Among patients with acute renal and hepatic dysfunction, mortality was highest in patients with septicemia and multi-organ failure (40%). Acute cases had a comparatively better prognosis and outcome than chronic cases of combined hepatic and renal dysfunction. Early diagnosis and institution of appropriate therapy can significantly reduce the mortality. Avoidance of dehydration, hypotension, sepsis, and nephrotoxic drugs along with proper dialytic support can reduce mortality in patients of ARF with liver disease.
| References|| |
|1.||Acharya VN, Krishnan M. Drugs and toxins associated with renal and hepatic failure. In: Das AK, editor. API Medicine Update 2010. 1 st ed. Mumbai: Urvi Computographics; 2010. p. 453-7. |
|2.||Levenson DJ, Skarecki KL, Newell GC, Narins RG. Acute renal failure associated with hepatobiliary disease.
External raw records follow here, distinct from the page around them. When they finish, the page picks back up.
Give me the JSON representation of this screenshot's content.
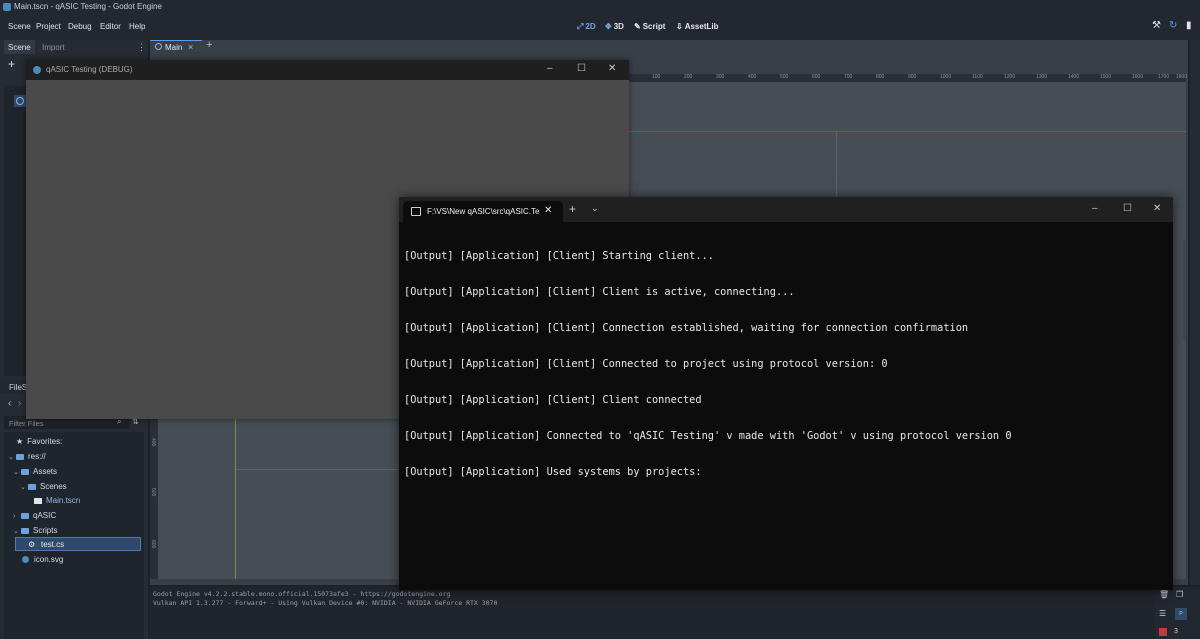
{
  "window_title": "Main.tscn - qASIC Testing - Godot Engine",
  "menu": [
    "Scene",
    "Project",
    "Debug",
    "Editor",
    "Help"
  ],
  "workspaces": {
    "two_d": "2D",
    "three_d": "3D",
    "script": "Script",
    "assetlib": "AssetLib"
  },
  "left_dock": {
    "tabs": [
      "Scene",
      "Import"
    ],
    "filesystem_tab": "FileS",
    "filter_placeholder": "Filter Files",
    "tree": {
      "favorites": "Favorites:",
      "root": "res://",
      "assets": "Assets",
      "scenes": "Scenes",
      "main_tscn": "Main.tscn",
      "qasic": "qASIC",
      "scripts": "Scripts",
      "test_cs": "test.cs",
      "icon_svg": "icon.svg"
    }
  },
  "editor_tab": "Main",
  "ruler": [
    "100",
    "200",
    "300",
    "400",
    "500",
    "600",
    "700",
    "800",
    "900",
    "1000",
    "1100",
    "1200",
    "1300",
    "1400",
    "1500",
    "1600",
    "1700",
    "1800"
  ],
  "ruler_left": [
    "400",
    "500",
    "600"
  ],
  "output_log": [
    "Godot Engine v4.2.2.stable.mono.official.15073afe3 - https://godotengine.org",
    "Vulkan API 1.3.277 - Forward+ - Using Vulkan Device #0: NVIDIA - NVIDIA GeForce RTX 3070"
  ],
  "right_badge": "3",
  "game_window": {
    "title": "qASIC Testing (DEBUG)"
  },
  "terminal": {
    "tab_title": "F:\\VS\\New qASIC\\src\\qASIC.Te",
    "lines": [
      "[Output] [Application] [Client] Starting client...",
      "[Output] [Application] [Client] Client is active, connecting...",
      "[Output] [Application] [Client] Connection established, waiting for connection confirmation",
      "[Output] [Application] [Client] Connected to project using protocol version: 0",
      "[Output] [Application] [Client] Client connected",
      "[Output] [Application] Connected to 'qASIC Testing' v made with 'Godot' v using protocol version 0",
      "[Output] [Application] Used systems by projects:"
    ]
  },
  "colors": {
    "godot_blue": "#478cbf",
    "selection": "#2f4a6b",
    "guide_red": "#a0404e",
    "guide_green": "#6c9a3a"
  }
}
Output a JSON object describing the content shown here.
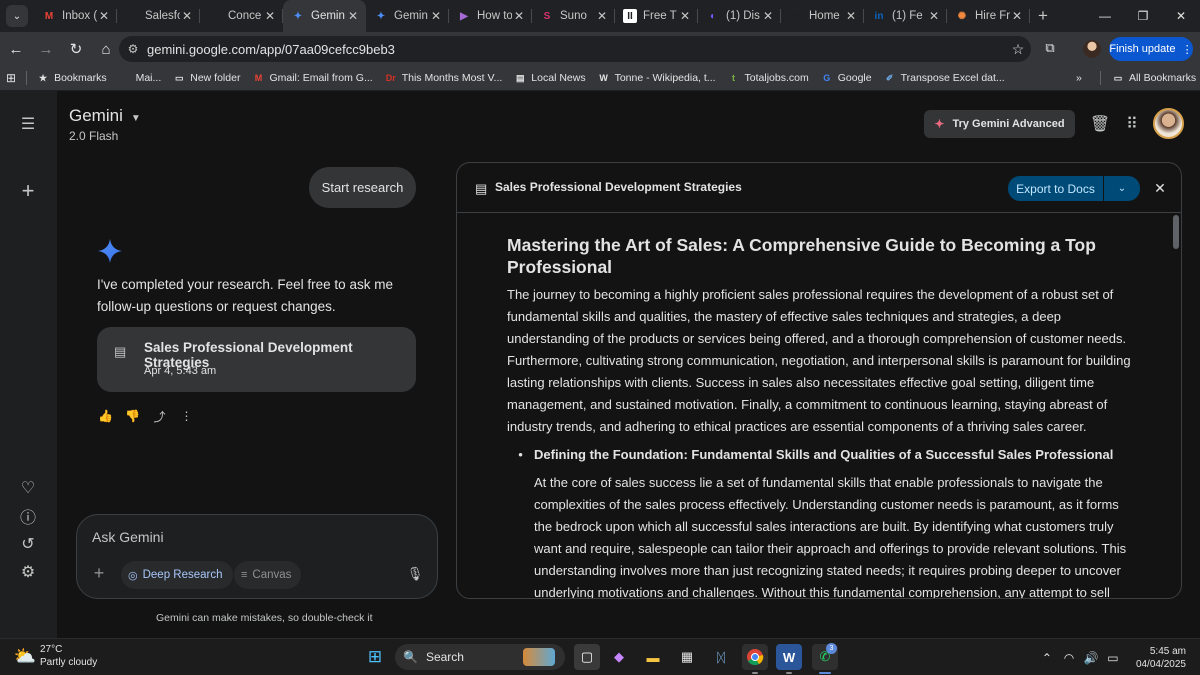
{
  "browser": {
    "tabs": [
      {
        "title": "Inbox (",
        "favicon": "M",
        "color": "#ea4335"
      },
      {
        "title": "Salesfo",
        "favicon": "",
        "color": "#202124"
      },
      {
        "title": "Conce",
        "favicon": "",
        "color": "#202124"
      },
      {
        "title": "Gemin",
        "favicon": "✦",
        "color": "#4c8df6",
        "active": true
      },
      {
        "title": "Gemin",
        "favicon": "✦",
        "color": "#4c8df6"
      },
      {
        "title": "How to",
        "favicon": "▶",
        "color": "#a46bd6"
      },
      {
        "title": "Suno",
        "favicon": "S",
        "color": "#d6336c"
      },
      {
        "title": "Free T",
        "favicon": "II",
        "color": "#ffffff"
      },
      {
        "title": "(1) Dis",
        "favicon": "◐",
        "color": "#6a5cff"
      },
      {
        "title": "Home",
        "favicon": "𝕏",
        "color": "#202124"
      },
      {
        "title": "(1) Fe",
        "favicon": "in",
        "color": "#0a66c2"
      },
      {
        "title": "Hire Fr",
        "favicon": "✺",
        "color": "#f0883e"
      }
    ],
    "url": "gemini.google.com/app/07aa09cefcc9beb3",
    "finish_update": "Finish update",
    "bookmarks": [
      {
        "label": "Bookmarks",
        "icon": "★",
        "color": "#e3e3e3"
      },
      {
        "label": "Mai...",
        "icon": "",
        "color": "#35363a"
      },
      {
        "label": "New folder",
        "icon": "▭",
        "color": "#e3e3e3"
      },
      {
        "label": "Gmail: Email from G...",
        "icon": "M",
        "color": "#ea4335"
      },
      {
        "label": "This Months Most V...",
        "icon": "Dr",
        "color": "#d93025"
      },
      {
        "label": "Local News",
        "icon": "▤",
        "color": "#e3e3e3"
      },
      {
        "label": "Tonne - Wikipedia, t...",
        "icon": "W",
        "color": "#e3e3e3"
      },
      {
        "label": "Totaljobs.com",
        "icon": "t",
        "color": "#7cb342"
      },
      {
        "label": "Google",
        "icon": "G",
        "color": "#4285f4"
      },
      {
        "label": "Transpose Excel dat...",
        "icon": "✐",
        "color": "#6aa0d8"
      }
    ],
    "bookmarks_more": "»",
    "all_bookmarks": "All Bookmarks"
  },
  "app": {
    "brand": "Gemini",
    "model": "2.0 Flash",
    "try_advanced": "Try Gemini Advanced"
  },
  "chat": {
    "user_message": "Start research",
    "reply": "I've completed your research. Feel free to ask me follow-up questions or request changes.",
    "doc_card": {
      "title": "Sales Professional Development Strategies",
      "date": "Apr 4, 5:43 am"
    },
    "input_placeholder": "Ask Gemini",
    "deep_research": "Deep Research",
    "canvas": "Canvas",
    "disclaimer": "Gemini can make mistakes, so double-check it"
  },
  "panel": {
    "title": "Sales Professional Development Strategies",
    "export": "Export to Docs",
    "heading": "Mastering the Art of Sales: A Comprehensive Guide to Becoming a Top Professional",
    "intro": "The journey to becoming a highly proficient sales professional requires the development of a robust set of fundamental skills and qualities, the mastery of effective sales techniques and strategies, a deep understanding of the products or services being offered, and a thorough comprehension of customer needs. Furthermore, cultivating strong communication, negotiation, and interpersonal skills is paramount for building lasting relationships with clients. Success in sales also necessitates effective goal setting, diligent time management, and sustained motivation. Finally, a commitment to continuous learning, staying abreast of industry trends, and adhering to ethical practices are essential components of a thriving sales career.",
    "bullet_heading": "Defining the Foundation: Fundamental Skills and Qualities of a Successful Sales Professional",
    "bullet_body": "At the core of sales success lie a set of fundamental skills that enable professionals to navigate the complexities of the sales process effectively. Understanding customer needs is paramount, as it forms the bedrock upon which all successful sales interactions are built. By identifying what customers truly want and require, salespeople can tailor their approach and offerings to provide relevant solutions. This understanding involves more than just recognizing stated needs; it requires probing deeper to uncover underlying motivations and challenges. Without this fundamental comprehension, any attempt to sell"
  },
  "taskbar": {
    "temp": "27°C",
    "condition": "Partly cloudy",
    "search": "Search",
    "time": "5:45 am",
    "date": "04/04/2025",
    "whatsapp_badge": "3"
  }
}
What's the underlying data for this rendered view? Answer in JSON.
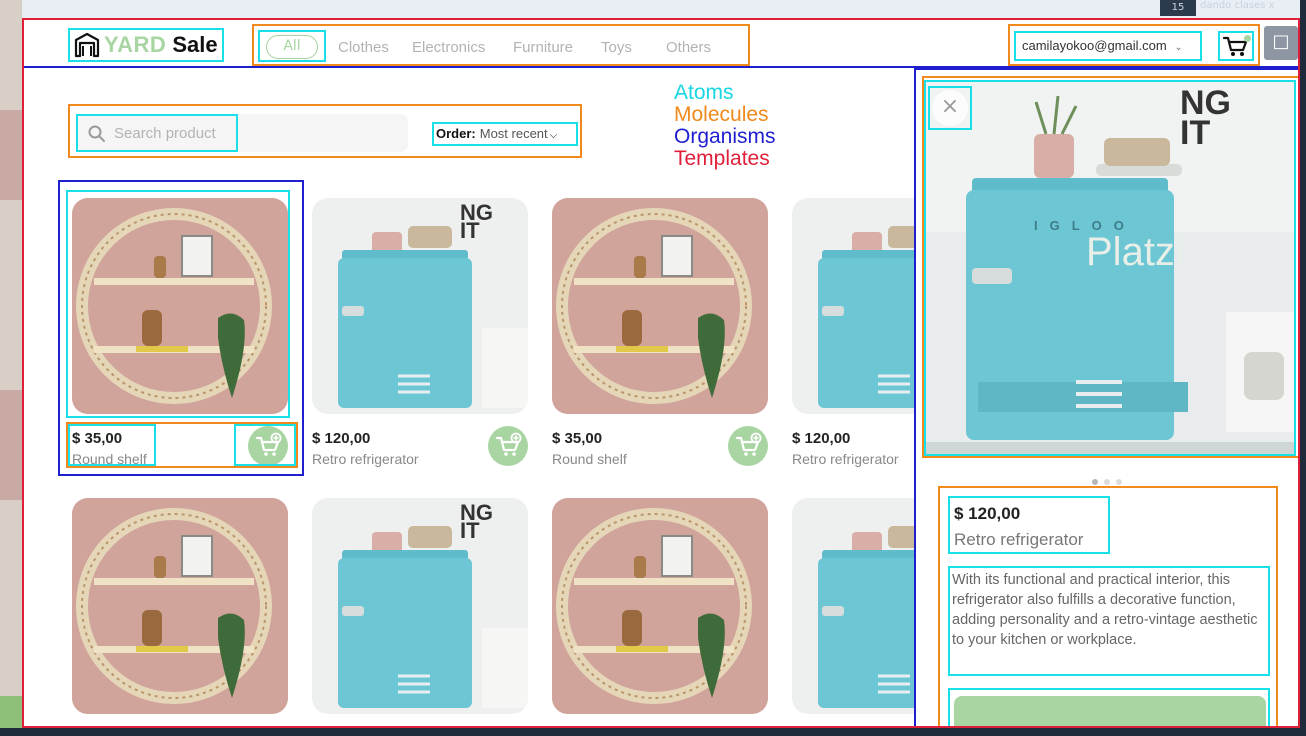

In: Brenner BM, Lazarus JM, editors. Acute Renal Failure. 1 st ed. New York: Churchill Livingstone; 2006. p. 535-80. |
|3.||Hostetter TH, Brenner BM. Tubulointerstitial diseases of kidney. In: Isselbacher KJ, editors. Harrison′s Principles of Internal Medicine. 18 th ed. New York: McGraw-Hill Inc.; 2012. p. 2367-74. |
|4.||Solez K, Racusen LC, Jewell LD. Pathology of acute renal failure occurring in liver disease. In: Wilkins BW, editors. The Kidney in Liver Disease. 3 rd ed. Williams and Wilkins; 2002. p. 182-208. |
|5.||Levine JS. Drug induced liver disease. In: Schrier RW, Gambertoglio JG, editors. Handbook of Drug Therapy in Liver and Kidney Disease. Boston: Little Brown and Company; 2006. p. 242-56. |
|6.||Coggins CH, Fang LS. Acute renal failure associated with antibiotics, anaesthetic agents and radiographic contrast agents. In: Brenner BM, Lazarus JM, editors. Acute Renal Failure. New York: Churchill Livingstone; 2011. p. 295-352. |
|7.||Pandey VP, Taneja S, Talati R. Acute renal failure and hepatitis induced by intermittent rifampicin therapy. J Assoc Physicians India 1999;47:837. |
|8.||Rosa RM, Brown RS. Acute renal failure associated with heavy metals and organic solvents. In: Barry MB, Lazarus JM, editors. Acute Renal Failure. New York: Churchill Livingstone; 2011. p. 535-80. |
|9.||Muthusethupathi MA. Leptospirosis - What is new? In: The 2 nd Annual Meeting of ILS, Cochin; 2010. p. 30-3. |
|10.||Sehgal SC, Radhakutty C, Raghunath T. Critical re-evaluation of existing test systems for the diagnosis of leptospirosis. In: The 2 nd Annual Meeting of ILS, Cochin; 2000. p. 27-9. |
[Table 1], [Table 2], [Table 3], [Table 4], [Table 5], [Table 6], [Table 7]